If it's been a while since you took seventh-grade sex-ed, then you'll appreciate a quick refresher course. We all know about the penis, but it's nothing more than the means to an end. The real baby-making action takes place in the testes -- the organs that make male reproductive cells, or sperm. And this only because steroids from the hypothalamus and pituitary gland tell the testes to do their stuff.
The stuff begins in the seminiferous tubules, where precursor cells known as spermatogonia develop. These sperm wannabes then move to the epididymis, a structure located behind the testes. There, the cells line up and inch their way through coils and coils of ramen-noodle-like ductwork. As they make the long journey through the epididymis, they mature into the cute little tadpoles we know as sperm. From there, it's a quick jaunt, usually during sexual intimacy, along the vas deferens, to the urethra and then out the penis.

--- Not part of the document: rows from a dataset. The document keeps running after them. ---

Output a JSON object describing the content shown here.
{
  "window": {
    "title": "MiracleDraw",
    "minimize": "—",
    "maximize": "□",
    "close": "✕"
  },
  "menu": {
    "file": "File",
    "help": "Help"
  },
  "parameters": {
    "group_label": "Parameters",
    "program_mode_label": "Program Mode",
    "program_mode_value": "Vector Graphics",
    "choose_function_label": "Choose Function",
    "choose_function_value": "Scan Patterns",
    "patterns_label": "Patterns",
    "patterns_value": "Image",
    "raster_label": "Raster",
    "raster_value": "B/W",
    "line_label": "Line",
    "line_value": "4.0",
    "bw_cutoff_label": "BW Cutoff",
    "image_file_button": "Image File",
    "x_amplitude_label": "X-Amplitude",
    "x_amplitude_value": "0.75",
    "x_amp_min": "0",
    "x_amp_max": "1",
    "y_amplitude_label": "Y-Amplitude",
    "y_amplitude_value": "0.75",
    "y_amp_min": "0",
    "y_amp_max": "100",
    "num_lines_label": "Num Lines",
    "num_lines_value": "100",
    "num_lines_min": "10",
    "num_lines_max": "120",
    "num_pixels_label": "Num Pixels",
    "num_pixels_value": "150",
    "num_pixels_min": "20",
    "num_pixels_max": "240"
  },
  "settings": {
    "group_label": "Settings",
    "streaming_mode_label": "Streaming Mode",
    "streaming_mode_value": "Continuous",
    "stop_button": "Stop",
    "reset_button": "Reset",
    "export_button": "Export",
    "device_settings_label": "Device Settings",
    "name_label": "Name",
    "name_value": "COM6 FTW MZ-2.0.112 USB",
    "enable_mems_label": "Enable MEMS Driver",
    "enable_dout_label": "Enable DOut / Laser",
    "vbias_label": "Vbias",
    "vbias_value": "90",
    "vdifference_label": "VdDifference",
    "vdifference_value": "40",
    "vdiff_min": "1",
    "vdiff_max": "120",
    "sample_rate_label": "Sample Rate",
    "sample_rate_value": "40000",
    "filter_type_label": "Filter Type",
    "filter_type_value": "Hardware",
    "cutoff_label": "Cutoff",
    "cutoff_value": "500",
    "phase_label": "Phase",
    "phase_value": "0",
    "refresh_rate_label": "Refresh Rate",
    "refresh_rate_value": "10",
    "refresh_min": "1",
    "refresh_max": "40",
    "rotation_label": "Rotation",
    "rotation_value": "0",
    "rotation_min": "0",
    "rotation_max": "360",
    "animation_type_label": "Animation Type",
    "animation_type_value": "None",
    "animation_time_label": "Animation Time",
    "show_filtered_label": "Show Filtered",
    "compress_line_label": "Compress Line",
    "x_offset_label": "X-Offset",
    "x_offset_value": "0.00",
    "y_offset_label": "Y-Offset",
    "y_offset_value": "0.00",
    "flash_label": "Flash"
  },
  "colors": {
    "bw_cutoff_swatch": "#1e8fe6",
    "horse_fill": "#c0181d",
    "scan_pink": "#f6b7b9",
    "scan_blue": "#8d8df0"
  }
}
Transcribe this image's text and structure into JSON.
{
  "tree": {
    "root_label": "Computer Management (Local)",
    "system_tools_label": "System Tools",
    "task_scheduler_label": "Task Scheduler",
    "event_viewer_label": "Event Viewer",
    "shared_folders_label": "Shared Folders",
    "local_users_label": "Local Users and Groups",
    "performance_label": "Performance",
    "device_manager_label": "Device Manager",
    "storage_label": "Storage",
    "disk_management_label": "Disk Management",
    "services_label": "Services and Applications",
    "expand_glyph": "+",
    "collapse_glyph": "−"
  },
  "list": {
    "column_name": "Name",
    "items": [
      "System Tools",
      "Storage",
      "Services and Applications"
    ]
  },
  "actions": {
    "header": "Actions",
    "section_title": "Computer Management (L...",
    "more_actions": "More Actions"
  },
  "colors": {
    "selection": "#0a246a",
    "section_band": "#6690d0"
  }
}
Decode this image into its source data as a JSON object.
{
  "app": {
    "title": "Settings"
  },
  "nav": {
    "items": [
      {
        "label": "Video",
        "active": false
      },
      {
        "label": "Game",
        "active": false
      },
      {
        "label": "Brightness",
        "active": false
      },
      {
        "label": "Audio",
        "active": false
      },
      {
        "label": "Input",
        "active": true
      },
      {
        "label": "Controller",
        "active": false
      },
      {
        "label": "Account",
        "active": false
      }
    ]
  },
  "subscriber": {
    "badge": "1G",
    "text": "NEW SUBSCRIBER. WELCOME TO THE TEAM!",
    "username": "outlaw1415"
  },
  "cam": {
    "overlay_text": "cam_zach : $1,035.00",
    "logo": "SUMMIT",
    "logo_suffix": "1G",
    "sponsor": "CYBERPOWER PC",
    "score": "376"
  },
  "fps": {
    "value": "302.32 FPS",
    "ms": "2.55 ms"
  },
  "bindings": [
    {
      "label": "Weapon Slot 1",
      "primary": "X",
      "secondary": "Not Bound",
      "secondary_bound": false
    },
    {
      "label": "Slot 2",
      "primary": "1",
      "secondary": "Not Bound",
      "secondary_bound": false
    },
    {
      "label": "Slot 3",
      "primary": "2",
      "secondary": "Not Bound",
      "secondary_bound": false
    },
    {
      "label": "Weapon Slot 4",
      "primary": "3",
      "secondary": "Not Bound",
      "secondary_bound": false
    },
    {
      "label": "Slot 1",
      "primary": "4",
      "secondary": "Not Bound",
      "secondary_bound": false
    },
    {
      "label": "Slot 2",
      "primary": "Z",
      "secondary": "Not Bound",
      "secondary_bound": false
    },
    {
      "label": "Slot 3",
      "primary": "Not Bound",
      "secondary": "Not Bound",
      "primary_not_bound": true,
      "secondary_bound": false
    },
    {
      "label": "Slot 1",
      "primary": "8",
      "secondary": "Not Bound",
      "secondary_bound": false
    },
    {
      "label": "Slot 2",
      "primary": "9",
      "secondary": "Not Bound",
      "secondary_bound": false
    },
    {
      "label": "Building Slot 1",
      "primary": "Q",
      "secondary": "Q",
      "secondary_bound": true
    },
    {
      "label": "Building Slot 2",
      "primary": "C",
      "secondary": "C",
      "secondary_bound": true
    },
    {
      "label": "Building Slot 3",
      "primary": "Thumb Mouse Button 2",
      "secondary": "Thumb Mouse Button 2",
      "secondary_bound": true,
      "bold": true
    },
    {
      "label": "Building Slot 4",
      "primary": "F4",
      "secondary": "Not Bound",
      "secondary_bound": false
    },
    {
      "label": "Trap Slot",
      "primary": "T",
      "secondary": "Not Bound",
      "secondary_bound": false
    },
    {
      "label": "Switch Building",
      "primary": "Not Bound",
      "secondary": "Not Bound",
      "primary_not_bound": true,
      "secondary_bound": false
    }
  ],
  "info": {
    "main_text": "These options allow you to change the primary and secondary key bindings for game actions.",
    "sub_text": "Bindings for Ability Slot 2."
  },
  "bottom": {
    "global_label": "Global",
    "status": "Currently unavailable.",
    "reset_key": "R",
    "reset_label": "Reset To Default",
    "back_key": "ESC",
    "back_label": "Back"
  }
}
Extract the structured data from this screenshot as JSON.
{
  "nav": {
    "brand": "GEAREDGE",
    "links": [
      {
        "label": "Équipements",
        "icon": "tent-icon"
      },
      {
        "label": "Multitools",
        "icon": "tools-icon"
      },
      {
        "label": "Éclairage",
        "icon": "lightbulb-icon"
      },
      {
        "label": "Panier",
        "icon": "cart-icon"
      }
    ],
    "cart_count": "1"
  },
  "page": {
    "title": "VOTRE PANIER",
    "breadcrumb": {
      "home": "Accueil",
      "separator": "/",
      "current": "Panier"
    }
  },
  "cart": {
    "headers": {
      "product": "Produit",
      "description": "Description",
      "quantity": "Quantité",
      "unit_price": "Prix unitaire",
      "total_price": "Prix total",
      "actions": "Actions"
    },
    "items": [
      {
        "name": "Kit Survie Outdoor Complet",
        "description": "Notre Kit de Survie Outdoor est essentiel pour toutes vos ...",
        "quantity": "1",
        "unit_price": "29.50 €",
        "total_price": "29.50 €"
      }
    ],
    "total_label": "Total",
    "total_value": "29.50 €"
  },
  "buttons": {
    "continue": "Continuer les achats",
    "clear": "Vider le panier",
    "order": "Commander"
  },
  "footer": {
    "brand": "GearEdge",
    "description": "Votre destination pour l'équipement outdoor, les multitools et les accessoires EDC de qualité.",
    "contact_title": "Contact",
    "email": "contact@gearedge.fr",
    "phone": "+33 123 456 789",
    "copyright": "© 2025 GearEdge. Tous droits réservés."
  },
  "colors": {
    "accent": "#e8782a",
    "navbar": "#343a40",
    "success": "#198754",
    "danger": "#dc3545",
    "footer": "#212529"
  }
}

Who knew male reproduction could be so complicated? Luckily, the process provides four pivotal intervention points to foil the sperm-making machinery.
- First, you could manipulate hormones to stop sperm production. If you increase testosterone in a man's bloodstream (usually via intramuscular injections), the brain will stop secreting Gonadotropin-releasing hormone (GnRH), which suppresses levels of luteinizing hormone (LH) and follicle-stimulating hormone (FSH), thus halting sperm production.
- Next, you could target sperm-production sites in the seminiferous tubules. For example, spermatogonia arise from stem cells before undergoing meiosis, a special kind of cell division that results in cells with half the normal number of chromosomes (23 in humans). Drugs could derail either the stem cells or the precursor sperm cells as they undergo meiosis.
- Another option involves hijacking sperm in the epididymis, where the cells learn to swim like Michael Phelps and gather the enzymes necessary to penetrate an awaiting egg. You could introduce a drug that interferes with sperm motility, in essence stripping them of their backstroke. Or you could block enzymes in the sperm head, rendering it incapable of fertilizing an egg.
- Finally, you could let the sperm develop normally but block their exit. Filling the vas deferens with an opaque material or cutting the tube would prevent the sperm from merging with other fluids produced by the seminal vesicles, prostate and Cowper's glands. Men would still produce semen, but it wouldn't contain any egg-seeking missiles.
Over the years, researchers (and tired parents) have tried a variety of contraceptive devices, techniques and therapies that exploit one of these scenarios. Next, we'll look at a few mainstays of male contraception to understand their limitations and why scientists continue to look for a better sperm trap.